### [Information shown]

-=-=-

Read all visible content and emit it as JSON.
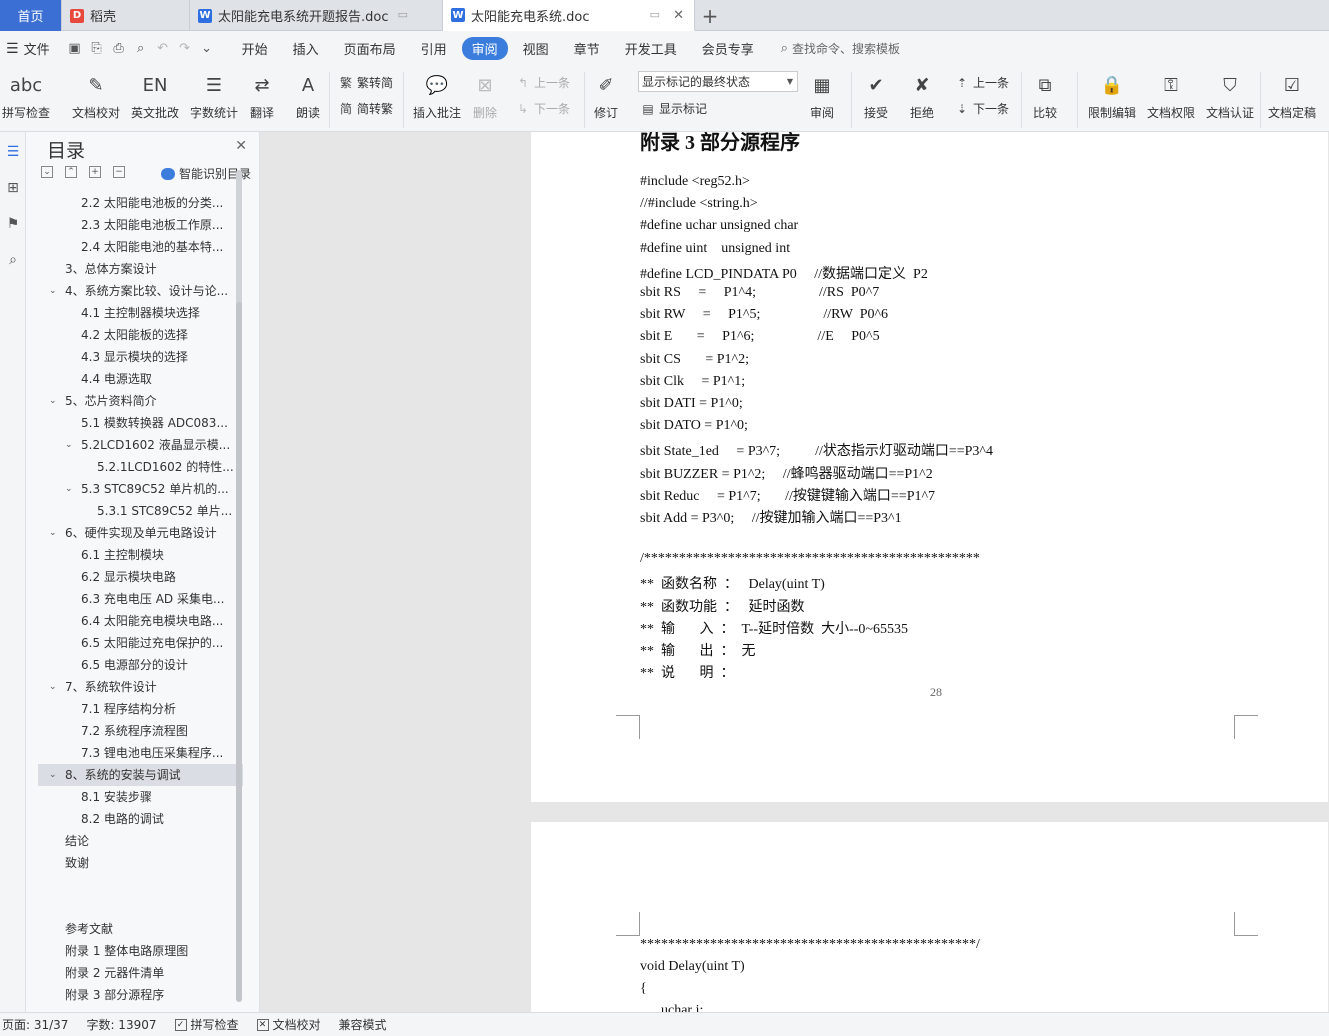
{
  "tabs": {
    "home": "首页",
    "daoke": "稻壳",
    "doc1": "太阳能充电系统开题报告.doc",
    "doc2": "太阳能充电系统.doc"
  },
  "menubar": {
    "file": "文件",
    "items": [
      "开始",
      "插入",
      "页面布局",
      "引用",
      "审阅",
      "视图",
      "章节",
      "开发工具",
      "会员专享"
    ],
    "active": "审阅",
    "search": "查找命令、搜索模板"
  },
  "ribbon": {
    "spellcheck": "拼写检查",
    "doc_proof": "文档校对",
    "en_review": "英文批改",
    "word_count": "字数统计",
    "translate": "翻译",
    "read_aloud": "朗读",
    "trad_to_simp": "繁转简",
    "simp_to_trad": "简转繁",
    "insert_comment": "插入批注",
    "delete": "删除",
    "prev_comment": "上一条",
    "next_comment": "下一条",
    "track_changes": "修订",
    "markup_state": "显示标记的最终状态",
    "show_markup": "显示标记",
    "review": "审阅",
    "accept": "接受",
    "reject": "拒绝",
    "prev_change": "上一条",
    "next_change": "下一条",
    "compare": "比较",
    "restrict_edit": "限制编辑",
    "doc_rights": "文档权限",
    "doc_cert": "文档认证",
    "doc_finalize": "文档定稿"
  },
  "toc": {
    "title": "目录",
    "smart": "智能识别目录",
    "items": [
      {
        "label": "2.2 太阳能电池板的分类...",
        "level": 2,
        "caret": ""
      },
      {
        "label": "2.3 太阳能电池板工作原...",
        "level": 2,
        "caret": ""
      },
      {
        "label": "2.4 太阳能电池的基本特...",
        "level": 2,
        "caret": ""
      },
      {
        "label": "3、总体方案设计",
        "level": 1,
        "caret": ""
      },
      {
        "label": "4、系统方案比较、设计与论...",
        "level": 1,
        "caret": "⌄"
      },
      {
        "label": "4.1 主控制器模块选择",
        "level": 2,
        "caret": ""
      },
      {
        "label": "4.2 太阳能板的选择",
        "level": 2,
        "caret": ""
      },
      {
        "label": "4.3 显示模块的选择",
        "level": 2,
        "caret": ""
      },
      {
        "label": "4.4 电源选取",
        "level": 2,
        "caret": ""
      },
      {
        "label": "5、芯片资料简介",
        "level": 1,
        "caret": "⌄"
      },
      {
        "label": "5.1 模数转换器 ADC083...",
        "level": 2,
        "caret": ""
      },
      {
        "label": "5.2LCD1602 液晶显示模...",
        "level": 2,
        "caret": "⌄"
      },
      {
        "label": "5.2.1LCD1602 的特性...",
        "level": 3,
        "caret": ""
      },
      {
        "label": "5.3 STC89C52 单片机的...",
        "level": 2,
        "caret": "⌄"
      },
      {
        "label": "5.3.1 STC89C52 单片...",
        "level": 3,
        "caret": ""
      },
      {
        "label": "6、硬件实现及单元电路设计",
        "level": 1,
        "caret": "⌄"
      },
      {
        "label": "6.1 主控制模块",
        "level": 2,
        "caret": ""
      },
      {
        "label": "6.2 显示模块电路",
        "level": 2,
        "caret": ""
      },
      {
        "label": "6.3 充电电压 AD 采集电...",
        "level": 2,
        "caret": ""
      },
      {
        "label": "6.4 太阳能充电模块电路...",
        "level": 2,
        "caret": ""
      },
      {
        "label": "6.5 太阳能过充电保护的...",
        "level": 2,
        "caret": ""
      },
      {
        "label": "6.5 电源部分的设计",
        "level": 2,
        "caret": ""
      },
      {
        "label": "7、系统软件设计",
        "level": 1,
        "caret": "⌄"
      },
      {
        "label": "7.1 程序结构分析",
        "level": 2,
        "caret": ""
      },
      {
        "label": "7.2 系统程序流程图",
        "level": 2,
        "caret": ""
      },
      {
        "label": "7.3 锂电池电压采集程序...",
        "level": 2,
        "caret": ""
      },
      {
        "label": "8、系统的安装与调试",
        "level": 1,
        "caret": "⌄",
        "selected": true
      },
      {
        "label": "8.1 安装步骤",
        "level": 2,
        "caret": ""
      },
      {
        "label": "8.2 电路的调试",
        "level": 2,
        "caret": ""
      },
      {
        "label": "结论",
        "level": 1,
        "caret": ""
      },
      {
        "label": "致谢",
        "level": 1,
        "caret": ""
      },
      {
        "label": "",
        "level": 1,
        "caret": ""
      },
      {
        "label": "",
        "level": 1,
        "caret": ""
      },
      {
        "label": "参考文献",
        "level": 1,
        "caret": ""
      },
      {
        "label": "附录 1 整体电路原理图",
        "level": 1,
        "caret": ""
      },
      {
        "label": "附录 2 元器件清单",
        "level": 1,
        "caret": ""
      },
      {
        "label": "附录 3 部分源程序",
        "level": 1,
        "caret": ""
      }
    ]
  },
  "document": {
    "heading": "附录 3 部分源程序",
    "lines": [
      "#include <reg52.h>",
      "//#include <string.h>",
      "#define uchar unsigned char",
      "#define uint    unsigned int",
      "#define LCD_PINDATA P0     //数据端口定义  P2",
      "sbit RS     =     P1^4;                  //RS  P0^7",
      "sbit RW     =     P1^5;                  //RW  P0^6",
      "sbit E       =     P1^6;                  //E     P0^5",
      "sbit CS       = P1^2;",
      "sbit Clk     = P1^1;",
      "sbit DATI = P1^0;",
      "sbit DATO = P1^0;",
      "sbit State_1ed     = P3^7;          //状态指示灯驱动端口==P3^4",
      "sbit BUZZER = P1^2;     //蜂鸣器驱动端口==P1^2",
      "sbit Reduc     = P1^7;       //按键键输入端口==P1^7",
      "sbit Add = P3^0;     //按键加输入端口==P3^1",
      "",
      "/************************************************",
      "**  函数名称  ：   Delay(uint T)",
      "**  函数功能  ：   延时函数",
      "**  输       入  ：  T--延时倍数  大小--0~65535",
      "**  输       出  ：  无",
      "**  说       明  ："
    ],
    "page_number": "28",
    "page2_lines": [
      "************************************************/",
      "void Delay(uint T)",
      "{",
      "      uchar i;"
    ]
  },
  "status": {
    "page": "页面: 31/37",
    "words": "字数: 13907",
    "spell": "拼写检查",
    "proof": "文档校对",
    "compat": "兼容模式"
  }
}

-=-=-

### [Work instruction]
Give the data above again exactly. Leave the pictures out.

### [Written response]
Read all visible content and emit it as JSON.
{
  "tabs": {
    "home": "首页",
    "daoke": "稻壳",
    "doc1": "太阳能充电系统开题报告.doc",
    "doc2": "太阳能充电系统.doc"
  },
  "menubar": {
    "file": "文件",
    "items": [
      "开始",
      "插入",
      "页面布局",
      "引用",
      "审阅",
      "视图",
      "章节",
      "开发工具",
      "会员专享"
    ],
    "active": "审阅",
    "search": "查找命令、搜索模板"
  },
  "ribbon": {
    "spellcheck": "拼写检查",
    "doc_proof": "文档校对",
    "en_review": "英文批改",
    "word_count": "字数统计",
    "translate": "翻译",
    "read_aloud": "朗读",
    "trad_to_simp": "繁转简",
    "simp_to_trad": "简转繁",
    "insert_comment": "插入批注",
    "delete": "删除",
    "prev_comment": "上一条",
    "next_comment": "下一条",
    "track_changes": "修订",
    "markup_state": "显示标记的最终状态",
    "show_markup": "显示标记",
    "review": "审阅",
    "accept": "接受",
    "reject": "拒绝",
    "prev_change": "上一条",
    "next_change": "下一条",
    "compare": "比较",
    "restrict_edit": "限制编辑",
    "doc_rights": "文档权限",
    "doc_cert": "文档认证",
    "doc_finalize": "文档定稿"
  },
  "toc": {
    "title": "目录",
    "smart": "智能识别目录",
    "items": [
      {
        "label": "2.2 太阳能电池板的分类...",
        "level": 2,
        "caret": ""
      },
      {
        "label": "2.3 太阳能电池板工作原...",
        "level": 2,
        "caret": ""
      },
      {
        "label": "2.4 太阳能电池的基本特...",
        "level": 2,
        "caret": ""
      },
      {
        "label": "3、总体方案设计",
        "level": 1,
        "caret": ""
      },
      {
        "label": "4、系统方案比较、设计与论...",
        "level": 1,
        "caret": "⌄"
      },
      {
        "label": "4.1 主控制器模块选择",
        "level": 2,
        "caret": ""
      },
      {
        "label": "4.2 太阳能板的选择",
        "level": 2,
        "caret": ""
      },
      {
        "label": "4.3 显示模块的选择",
        "level": 2,
        "caret": ""
      },
      {
        "label": "4.4 电源选取",
        "level": 2,
        "caret": ""
      },
      {
        "label": "5、芯片资料简介",
        "level": 1,
        "caret": "⌄"
      },
      {
        "label": "5.1 模数转换器 ADC083...",
        "level": 2,
        "caret": ""
      },
      {
        "label": "5.2LCD1602 液晶显示模...",
        "level": 2,
        "caret": "⌄"
      },
      {
        "label": "5.2.1LCD1602 的特性...",
        "level": 3,
        "caret": ""
      },
      {
        "label": "5.3 STC89C52 单片机的...",
        "level": 2,
        "caret": "⌄"
      },
      {
        "label": "5.3.1 STC89C52 单片...",
        "level": 3,
        "caret": ""
      },
      {
        "label": "6、硬件实现及单元电路设计",
        "level": 1,
        "caret": "⌄"
      },
      {
        "label": "6.1 主控制模块",
        "level": 2,
        "caret": ""
      },
      {
        "label": "6.2 显示模块电路",
        "level": 2,
        "caret": ""
      },
      {
        "label": "6.3 充电电压 AD 采集电...",
        "level": 2,
        "caret": ""
      },
      {
        "label": "6.4 太阳能充电模块电路...",
        "level": 2,
        "caret": ""
      },
      {
        "label": "6.5 太阳能过充电保护的...",
        "level": 2,
        "caret": ""
      },
      {
        "label": "6.5 电源部分的设计",
        "level": 2,
        "caret": ""
      },
      {
        "label": "7、系统软件设计",
        "level": 1,
        "caret": "⌄"
      },
      {
        "label": "7.1 程序结构分析",
        "level": 2,
        "caret": ""
      },
      {
        "label": "7.2 系统程序流程图",
        "level": 2,
        "caret": ""
      },
      {
        "label": "7.3 锂电池电压采集程序...",
        "level": 2,
        "caret": ""
      },
      {
        "label": "8、系统的安装与调试",
        "level": 1,
        "caret": "⌄",
        "selected": true
      },
      {
        "label": "8.1 安装步骤",
        "level": 2,
        "caret": ""
      },
      {
        "label": "8.2 电路的调试",
        "level": 2,
        "caret": ""
      },
      {
        "label": "结论",
        "level": 1,
        "caret": ""
      },
      {
        "label": "致谢",
        "level": 1,
        "caret": ""
      },
      {
        "label": "",
        "level": 1,
        "caret": ""
      },
      {
        "label": "",
        "level": 1,
        "caret": ""
      },
      {
        "label": "参考文献",
        "level": 1,
        "caret": ""
      },
      {
        "label": "附录 1 整体电路原理图",
        "level": 1,
        "caret": ""
      },
      {
        "label": "附录 2 元器件清单",
        "level": 1,
        "caret": ""
      },
      {
        "label": "附录 3 部分源程序",
        "level": 1,
        "caret": ""
      }
    ]
  },
  "document": {
    "heading": "附录 3 部分源程序",
    "lines": [
      "#include <reg52.h>",
      "//#include <string.h>",
      "#define uchar unsigned char",
      "#define uint    unsigned int",
      "#define LCD_PINDATA P0     //数据端口定义  P2",
      "sbit RS     =     P1^4;                  //RS  P0^7",
      "sbit RW     =     P1^5;                  //RW  P0^6",
      "sbit E       =     P1^6;                  //E     P0^5",
      "sbit CS       = P1^2;",
      "sbit Clk     = P1^1;",
      "sbit DATI = P1^0;",
      "sbit DATO = P1^0;",
      "sbit State_1ed     = P3^7;          //状态指示灯驱动端口==P3^4",
      "sbit BUZZER = P1^2;     //蜂鸣器驱动端口==P1^2",
      "sbit Reduc     = P1^7;       //按键键输入端口==P1^7",
      "sbit Add = P3^0;     //按键加输入端口==P3^1",
      "",
      "/************************************************",
      "**  函数名称  ：   Delay(uint T)",
      "**  函数功能  ：   延时函数",
      "**  输       入  ：  T--延时倍数  大小--0~65535",
      "**  输       出  ：  无",
      "**  说       明  ："
    ],
    "page_number": "28",
    "page2_lines": [
      "************************************************/",
      "void Delay(uint T)",
      "{",
      "      uchar i;"
    ]
  },
  "status": {
    "page": "页面: 31/37",
    "words": "字数: 13907",
    "spell": "拼写检查",
    "proof": "文档校对",
    "compat": "兼容模式"
  }
}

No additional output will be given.